Administrators at Capella University under College Loan Investigation
A few months ago, it came to light that financial aid administrators at many colleges across the U.S. were pushing students to take out school loans with companies that offered incentives to financial aid personnel. These loan companies would offer loan advisors a commission whenever they encouraged students to get their college loans through their company. Capella University, after beginning their own investigation into such practices, put financial aid director Tim Lehmann on a paid suspension after discovering that he has been paid more than $12,000 through one of the school's loan companies, Student Loan Xpress.

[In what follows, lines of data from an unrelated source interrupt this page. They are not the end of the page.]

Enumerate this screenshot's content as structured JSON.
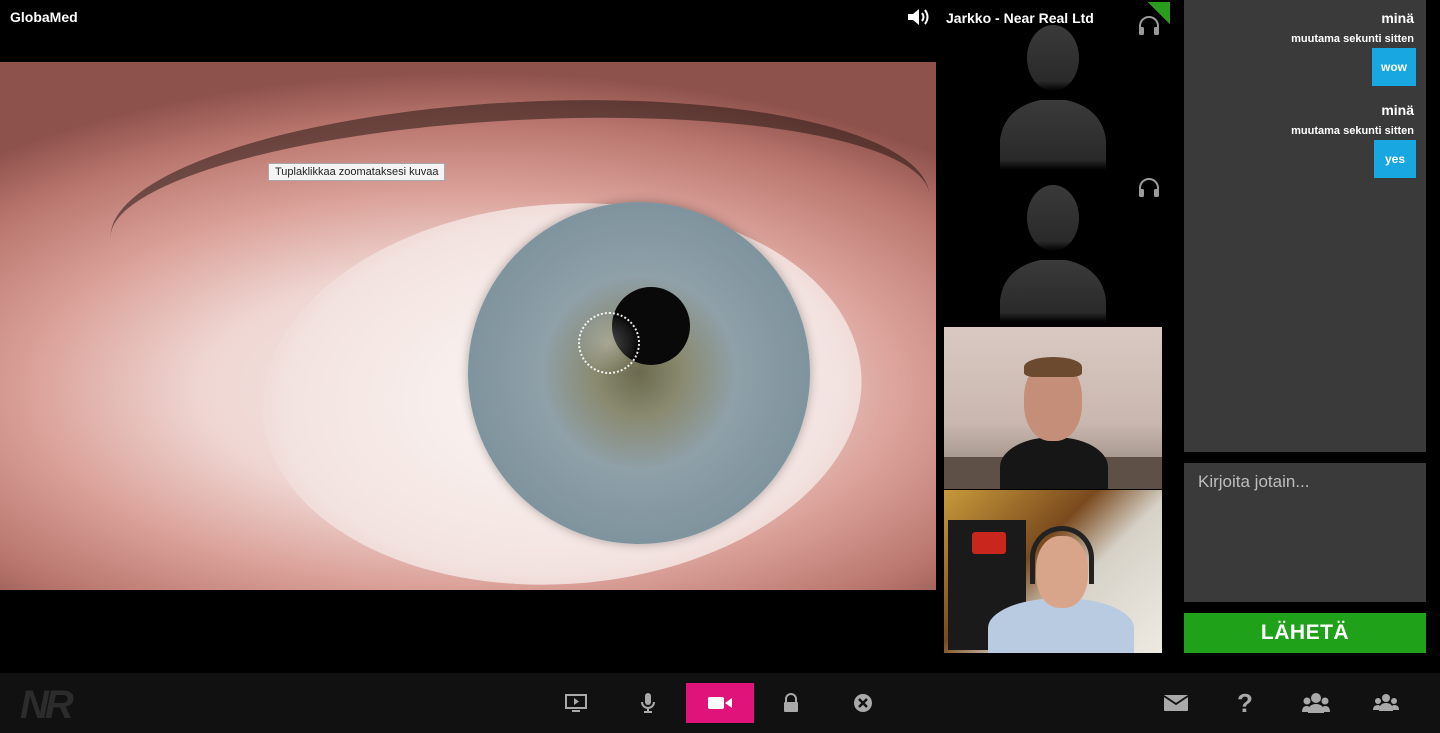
{
  "app": {
    "title": "GlobaMed"
  },
  "main_video": {
    "tooltip": "Tuplaklikkaa zoomataksesi kuvaa"
  },
  "participants": {
    "name": "Jarkko - Near Real Ltd"
  },
  "chat": {
    "messages": [
      {
        "author": "minä",
        "time": "muutama sekunti sitten",
        "text": "wow"
      },
      {
        "author": "minä",
        "time": "muutama sekunti sitten",
        "text": "yes"
      }
    ],
    "input_placeholder": "Kirjoita jotain...",
    "send_label": "LÄHETÄ"
  },
  "toolbar": {
    "logo": "NR",
    "help_label": "?",
    "buttons": [
      "screen-share-icon",
      "microphone-icon",
      "camera-icon",
      "lock-icon",
      "close-icon",
      "mail-icon",
      "help-icon",
      "participants-icon",
      "group-icon"
    ],
    "active_color": "#e0137a",
    "send_color": "#1fa11a",
    "bubble_color": "#18a7e0"
  }
}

Now, university officials at Capella University have signed an agreement with the states of New York and Minnesota that sets certain provisions on their financial aid practices. According to TwinCities.com, the provisions of this agreement include:
- Receiving anything of value from lenders in exchange for placing them on a list of recommended lenders given to students is prohibited. Employees of the college also are not allowed to receive gifts or other perks of value from lenders.
- The school must disclose the criteria it uses to select preferred lenders. Students also must be told they can select any lender, regardless of whether it is on the college's list.
- No lender that has an agreement to sell its loans to another lender can get on the preferred list unless it discloses that fact.
- The school must ensure that employees of lenders never identify themselves to students as university employees.
Capella University insists that many of the provisions of the agreement were already practices that the school abided by. In addition to Capella, 23 other colleges across the U.S. have signed similar agreements.